Is Zoom killing team innovation?
Many of us already feel that in-person meetings and events achieve more than if held via Zoom. Studies are starting to offer insights into why.
In a laboratory study, 600 people worked in pairs, either virtually or in-person, to come up with new ideas. Judges then rated those ideas according to ingenuity and value.
New research recently published in Nature Journal suggests virtual communication has an adverse impact on creativity.
The research discovered that:
In-person meetings generated more – and more creative – ideas than virtual ones.
Pairs were not able to share visual cues (from their surroundings) which could spark new ideas. Instead, they tended to focus on their partner on-screen.
People tended to move less in virtual pairs. Moving around, or even looking around and using our hands all help to stimulate the creative process.
But it wasn’t all bad news. Whilst fewer ideas were generated, the process of choosing which ideas to pursue was not hindered by virtual working. In fact, preliminary data showed that this evaluation phase might have been more effective on-screen.
So Zoom meetings may not be a total disaster, but we do need to be conscious of their limitations and use in-person where circumstances allow for some forums.
What’s going on here, in Team Role terms?
When the pandemic first pushed previously co-located (or in-person) teams into virtual working, many organisations were in survival mode, trying to maintain the status quo and stay afloat. They weren’t necessarily in a position to consider innovation.
In Belbin terms, Implementer behaviours (structure, order, process) came to the fore. In our 2020 Belbin and Virtual Teams survey, many reported higher productivity when working from home. But that didn’t necessarily translate into engagement and creativity. In fact, those with high Resource Investigator behaviours (the role most in need of a changing environment) were amongst the lowest in their rate of satisfaction with virtual working.
The initial creative phases of a project require Plant and Resource Investigator Team Roles. In order to be effective, people with these roles need freedom from constraint – the ability to change their environment so that inspiration can strike. This might be as simple as moving from a desk to a meeting room with a flipchart, or even walking and talking on the phone.
From this study, it would appear that being tied to the screen acts as another creative restraint.
The ‘decision’ phase (choosing an idea to take forward) requires an entirely separate skillset – impartial analysis and shrewd judgement. In Belbin terms, a Monitor Evaluator. For this kind of behaviour, the same environmental rules do not apply.
What do we do about it?
We still have a lot to learn about the impact of virtual and hybrid working on team behaviours. It is worth pointing out that some organisations have been successfully working and innovating in a virtual environment since before the pandemic. Strategies for mitigating the negative effects of remote working include better technology (such as virtual reality) or even picking up the phone, as 2019 as that may sound…

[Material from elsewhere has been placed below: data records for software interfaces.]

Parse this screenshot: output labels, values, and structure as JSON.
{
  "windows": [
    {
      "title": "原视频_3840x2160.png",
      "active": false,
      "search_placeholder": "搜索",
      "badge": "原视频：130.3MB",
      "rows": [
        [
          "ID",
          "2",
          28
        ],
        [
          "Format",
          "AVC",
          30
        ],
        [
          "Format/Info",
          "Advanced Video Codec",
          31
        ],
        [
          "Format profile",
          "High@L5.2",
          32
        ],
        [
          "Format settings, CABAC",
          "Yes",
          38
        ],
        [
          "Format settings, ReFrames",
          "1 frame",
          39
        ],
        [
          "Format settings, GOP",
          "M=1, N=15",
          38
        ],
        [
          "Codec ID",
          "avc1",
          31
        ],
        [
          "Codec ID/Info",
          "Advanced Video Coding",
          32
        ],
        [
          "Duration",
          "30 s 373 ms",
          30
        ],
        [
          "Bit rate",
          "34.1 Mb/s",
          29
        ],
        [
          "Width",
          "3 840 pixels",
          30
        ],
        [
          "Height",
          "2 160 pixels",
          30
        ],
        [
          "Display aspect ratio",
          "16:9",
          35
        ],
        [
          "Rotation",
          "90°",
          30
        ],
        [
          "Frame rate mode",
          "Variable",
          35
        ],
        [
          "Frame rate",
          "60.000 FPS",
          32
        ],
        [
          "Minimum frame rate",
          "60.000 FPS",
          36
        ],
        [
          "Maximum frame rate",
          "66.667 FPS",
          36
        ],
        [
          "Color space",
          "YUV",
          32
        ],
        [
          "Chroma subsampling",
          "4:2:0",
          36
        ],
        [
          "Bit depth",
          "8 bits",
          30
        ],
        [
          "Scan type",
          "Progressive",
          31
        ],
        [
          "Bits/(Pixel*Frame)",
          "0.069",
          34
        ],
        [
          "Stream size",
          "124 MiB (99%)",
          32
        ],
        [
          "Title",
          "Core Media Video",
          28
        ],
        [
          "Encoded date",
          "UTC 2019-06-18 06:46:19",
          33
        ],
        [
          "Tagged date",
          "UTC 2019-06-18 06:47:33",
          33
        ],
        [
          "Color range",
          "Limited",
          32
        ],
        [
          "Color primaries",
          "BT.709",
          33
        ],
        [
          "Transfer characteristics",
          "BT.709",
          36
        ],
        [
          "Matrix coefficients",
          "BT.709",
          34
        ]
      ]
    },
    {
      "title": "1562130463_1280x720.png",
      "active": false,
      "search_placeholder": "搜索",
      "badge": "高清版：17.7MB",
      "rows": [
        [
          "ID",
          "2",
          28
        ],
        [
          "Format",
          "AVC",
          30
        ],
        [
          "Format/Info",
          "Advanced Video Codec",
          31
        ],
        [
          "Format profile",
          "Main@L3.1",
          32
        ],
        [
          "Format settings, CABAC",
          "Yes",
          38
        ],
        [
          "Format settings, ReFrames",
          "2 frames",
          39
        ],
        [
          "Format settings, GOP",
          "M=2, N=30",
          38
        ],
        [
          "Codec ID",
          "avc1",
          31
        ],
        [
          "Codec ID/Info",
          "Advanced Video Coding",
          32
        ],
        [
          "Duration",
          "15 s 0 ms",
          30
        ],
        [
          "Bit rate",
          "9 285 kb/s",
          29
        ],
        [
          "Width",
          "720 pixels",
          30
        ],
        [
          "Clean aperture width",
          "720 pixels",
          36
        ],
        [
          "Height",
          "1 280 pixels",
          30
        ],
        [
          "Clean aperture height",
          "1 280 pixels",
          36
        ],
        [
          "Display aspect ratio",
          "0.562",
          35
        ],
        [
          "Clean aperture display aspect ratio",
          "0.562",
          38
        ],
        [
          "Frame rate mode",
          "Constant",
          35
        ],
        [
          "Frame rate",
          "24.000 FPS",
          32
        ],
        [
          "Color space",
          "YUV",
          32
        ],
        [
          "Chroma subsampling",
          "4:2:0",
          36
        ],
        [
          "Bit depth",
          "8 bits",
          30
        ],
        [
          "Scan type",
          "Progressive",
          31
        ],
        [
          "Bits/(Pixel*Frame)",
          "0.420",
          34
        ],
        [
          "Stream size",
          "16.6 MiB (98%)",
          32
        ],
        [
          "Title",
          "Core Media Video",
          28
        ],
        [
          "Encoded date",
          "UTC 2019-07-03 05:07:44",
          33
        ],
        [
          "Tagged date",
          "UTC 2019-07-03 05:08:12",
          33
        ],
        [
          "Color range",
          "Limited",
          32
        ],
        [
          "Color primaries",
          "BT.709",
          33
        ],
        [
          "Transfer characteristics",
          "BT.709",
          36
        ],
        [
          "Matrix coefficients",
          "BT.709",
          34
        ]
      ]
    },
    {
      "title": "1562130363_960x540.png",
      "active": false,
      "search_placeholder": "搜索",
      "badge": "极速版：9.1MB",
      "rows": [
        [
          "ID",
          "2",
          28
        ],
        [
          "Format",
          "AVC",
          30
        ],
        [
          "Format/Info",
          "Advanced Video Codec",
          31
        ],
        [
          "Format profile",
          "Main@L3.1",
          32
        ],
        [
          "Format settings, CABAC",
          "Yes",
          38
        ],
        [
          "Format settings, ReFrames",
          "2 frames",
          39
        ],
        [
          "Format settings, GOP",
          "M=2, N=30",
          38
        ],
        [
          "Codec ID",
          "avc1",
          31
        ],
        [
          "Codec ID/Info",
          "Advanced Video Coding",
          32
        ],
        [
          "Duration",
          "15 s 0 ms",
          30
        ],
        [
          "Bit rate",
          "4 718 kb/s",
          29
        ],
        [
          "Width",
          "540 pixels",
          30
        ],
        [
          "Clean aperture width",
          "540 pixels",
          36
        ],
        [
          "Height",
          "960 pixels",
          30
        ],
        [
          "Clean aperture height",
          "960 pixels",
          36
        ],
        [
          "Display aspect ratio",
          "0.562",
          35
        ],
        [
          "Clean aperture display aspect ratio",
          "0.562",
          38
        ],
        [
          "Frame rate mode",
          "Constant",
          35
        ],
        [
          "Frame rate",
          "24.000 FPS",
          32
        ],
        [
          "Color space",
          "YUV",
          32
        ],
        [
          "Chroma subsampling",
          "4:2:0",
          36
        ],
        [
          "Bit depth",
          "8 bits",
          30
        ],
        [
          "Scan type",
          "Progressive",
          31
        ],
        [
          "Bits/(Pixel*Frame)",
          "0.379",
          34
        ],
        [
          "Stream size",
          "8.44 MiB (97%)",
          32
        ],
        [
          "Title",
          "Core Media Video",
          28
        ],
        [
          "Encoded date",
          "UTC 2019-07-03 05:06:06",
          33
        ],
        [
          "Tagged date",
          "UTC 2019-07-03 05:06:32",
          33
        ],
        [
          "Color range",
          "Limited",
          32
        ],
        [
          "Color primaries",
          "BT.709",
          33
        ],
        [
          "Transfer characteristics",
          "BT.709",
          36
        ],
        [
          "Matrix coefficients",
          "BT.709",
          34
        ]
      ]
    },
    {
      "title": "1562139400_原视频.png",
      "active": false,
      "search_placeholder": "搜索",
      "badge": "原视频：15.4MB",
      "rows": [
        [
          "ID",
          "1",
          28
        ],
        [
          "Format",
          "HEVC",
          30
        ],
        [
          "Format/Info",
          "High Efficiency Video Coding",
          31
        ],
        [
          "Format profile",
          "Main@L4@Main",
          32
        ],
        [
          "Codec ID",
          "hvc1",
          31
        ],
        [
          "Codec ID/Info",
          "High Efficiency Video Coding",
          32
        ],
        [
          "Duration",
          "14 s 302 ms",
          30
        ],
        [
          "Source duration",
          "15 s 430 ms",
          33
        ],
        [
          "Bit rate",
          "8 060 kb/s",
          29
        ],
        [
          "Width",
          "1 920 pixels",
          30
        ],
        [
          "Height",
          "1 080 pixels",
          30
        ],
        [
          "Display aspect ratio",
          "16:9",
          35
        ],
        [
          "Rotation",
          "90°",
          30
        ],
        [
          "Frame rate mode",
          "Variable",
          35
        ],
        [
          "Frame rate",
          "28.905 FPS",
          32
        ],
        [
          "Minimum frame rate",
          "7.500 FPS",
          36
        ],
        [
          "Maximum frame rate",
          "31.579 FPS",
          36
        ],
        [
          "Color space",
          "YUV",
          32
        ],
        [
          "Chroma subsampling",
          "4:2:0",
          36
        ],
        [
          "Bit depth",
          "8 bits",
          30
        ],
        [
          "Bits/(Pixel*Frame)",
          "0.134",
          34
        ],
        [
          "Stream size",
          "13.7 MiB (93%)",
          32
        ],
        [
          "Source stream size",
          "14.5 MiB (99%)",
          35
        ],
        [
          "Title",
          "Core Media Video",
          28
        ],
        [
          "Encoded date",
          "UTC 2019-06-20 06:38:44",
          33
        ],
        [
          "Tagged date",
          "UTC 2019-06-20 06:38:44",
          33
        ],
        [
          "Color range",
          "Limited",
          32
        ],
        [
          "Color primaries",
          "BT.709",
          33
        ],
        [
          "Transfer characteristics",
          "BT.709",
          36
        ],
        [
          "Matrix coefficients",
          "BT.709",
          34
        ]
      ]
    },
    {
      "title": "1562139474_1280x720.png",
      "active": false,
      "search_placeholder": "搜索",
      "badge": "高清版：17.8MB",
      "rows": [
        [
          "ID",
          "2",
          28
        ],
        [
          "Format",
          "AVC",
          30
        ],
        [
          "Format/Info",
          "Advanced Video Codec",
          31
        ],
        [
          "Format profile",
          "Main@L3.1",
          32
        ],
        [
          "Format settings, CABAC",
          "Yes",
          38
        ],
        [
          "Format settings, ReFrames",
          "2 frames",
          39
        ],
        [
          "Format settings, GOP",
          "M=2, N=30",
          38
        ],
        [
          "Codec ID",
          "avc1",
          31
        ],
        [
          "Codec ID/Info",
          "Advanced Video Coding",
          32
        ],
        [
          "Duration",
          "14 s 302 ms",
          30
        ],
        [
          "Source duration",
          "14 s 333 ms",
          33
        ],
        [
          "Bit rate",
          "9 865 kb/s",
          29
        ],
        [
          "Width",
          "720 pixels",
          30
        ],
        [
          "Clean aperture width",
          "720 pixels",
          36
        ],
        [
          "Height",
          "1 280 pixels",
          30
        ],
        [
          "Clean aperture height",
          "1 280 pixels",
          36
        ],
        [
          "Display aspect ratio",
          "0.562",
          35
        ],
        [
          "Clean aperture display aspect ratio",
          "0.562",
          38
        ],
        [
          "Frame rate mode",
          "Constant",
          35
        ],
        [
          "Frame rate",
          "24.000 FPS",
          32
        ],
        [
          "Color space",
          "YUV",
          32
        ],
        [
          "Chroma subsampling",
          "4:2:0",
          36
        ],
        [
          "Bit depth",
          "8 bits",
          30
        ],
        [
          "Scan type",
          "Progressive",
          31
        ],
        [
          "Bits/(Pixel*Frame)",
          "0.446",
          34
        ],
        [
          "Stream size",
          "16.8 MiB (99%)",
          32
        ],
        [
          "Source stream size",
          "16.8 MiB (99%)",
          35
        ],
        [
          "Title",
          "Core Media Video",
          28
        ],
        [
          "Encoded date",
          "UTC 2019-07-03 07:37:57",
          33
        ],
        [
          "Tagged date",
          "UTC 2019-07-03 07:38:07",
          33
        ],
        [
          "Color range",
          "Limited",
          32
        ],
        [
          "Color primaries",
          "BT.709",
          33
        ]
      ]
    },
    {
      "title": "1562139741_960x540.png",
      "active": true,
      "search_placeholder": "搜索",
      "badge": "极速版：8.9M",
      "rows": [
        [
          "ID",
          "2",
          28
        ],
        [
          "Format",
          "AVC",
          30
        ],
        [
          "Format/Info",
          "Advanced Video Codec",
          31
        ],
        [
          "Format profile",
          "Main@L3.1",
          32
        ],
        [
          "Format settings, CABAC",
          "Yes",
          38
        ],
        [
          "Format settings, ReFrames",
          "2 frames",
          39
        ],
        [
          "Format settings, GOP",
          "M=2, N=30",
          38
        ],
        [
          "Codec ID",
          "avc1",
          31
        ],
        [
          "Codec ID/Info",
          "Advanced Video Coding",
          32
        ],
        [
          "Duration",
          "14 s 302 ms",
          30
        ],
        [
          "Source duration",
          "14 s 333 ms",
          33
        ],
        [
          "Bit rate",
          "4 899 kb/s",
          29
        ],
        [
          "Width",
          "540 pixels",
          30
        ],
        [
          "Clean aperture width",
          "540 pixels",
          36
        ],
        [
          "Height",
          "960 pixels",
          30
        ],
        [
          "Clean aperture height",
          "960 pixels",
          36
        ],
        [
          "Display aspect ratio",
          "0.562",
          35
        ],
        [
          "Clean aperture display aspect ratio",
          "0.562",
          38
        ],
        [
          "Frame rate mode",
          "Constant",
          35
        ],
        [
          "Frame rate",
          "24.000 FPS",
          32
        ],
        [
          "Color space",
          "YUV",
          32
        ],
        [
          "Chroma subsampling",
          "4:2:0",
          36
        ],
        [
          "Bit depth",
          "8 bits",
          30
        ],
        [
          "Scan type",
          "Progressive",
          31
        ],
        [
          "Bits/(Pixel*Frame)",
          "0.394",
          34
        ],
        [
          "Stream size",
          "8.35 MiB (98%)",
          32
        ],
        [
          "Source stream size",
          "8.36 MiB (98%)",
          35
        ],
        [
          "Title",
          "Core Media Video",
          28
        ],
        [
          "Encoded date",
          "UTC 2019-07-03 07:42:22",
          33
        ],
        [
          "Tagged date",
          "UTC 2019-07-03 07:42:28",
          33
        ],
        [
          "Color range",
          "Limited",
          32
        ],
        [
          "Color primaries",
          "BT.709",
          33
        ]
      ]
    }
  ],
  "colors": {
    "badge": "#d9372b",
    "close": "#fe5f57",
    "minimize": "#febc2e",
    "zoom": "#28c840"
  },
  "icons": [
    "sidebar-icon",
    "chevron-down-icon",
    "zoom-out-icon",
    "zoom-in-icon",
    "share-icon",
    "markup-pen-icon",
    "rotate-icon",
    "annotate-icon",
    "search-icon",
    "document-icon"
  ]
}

First and foremost, we need to understand the Team Roles required for innovation – or any project stage – and the working environment needed for each person to use their strengths to best effect.
We might not always be able to work to the ideal, but knowing the shortcomings of the situation can go a long way towards solving any difficulties that arise.
The Belbin reports help individuals and teams understand where they can best contribute, and enable managers to create the optimum conditions to cultivate those behaviours.
For more information on our reports or research, please visit www.belbin.com.au
Head of R&D at Belbin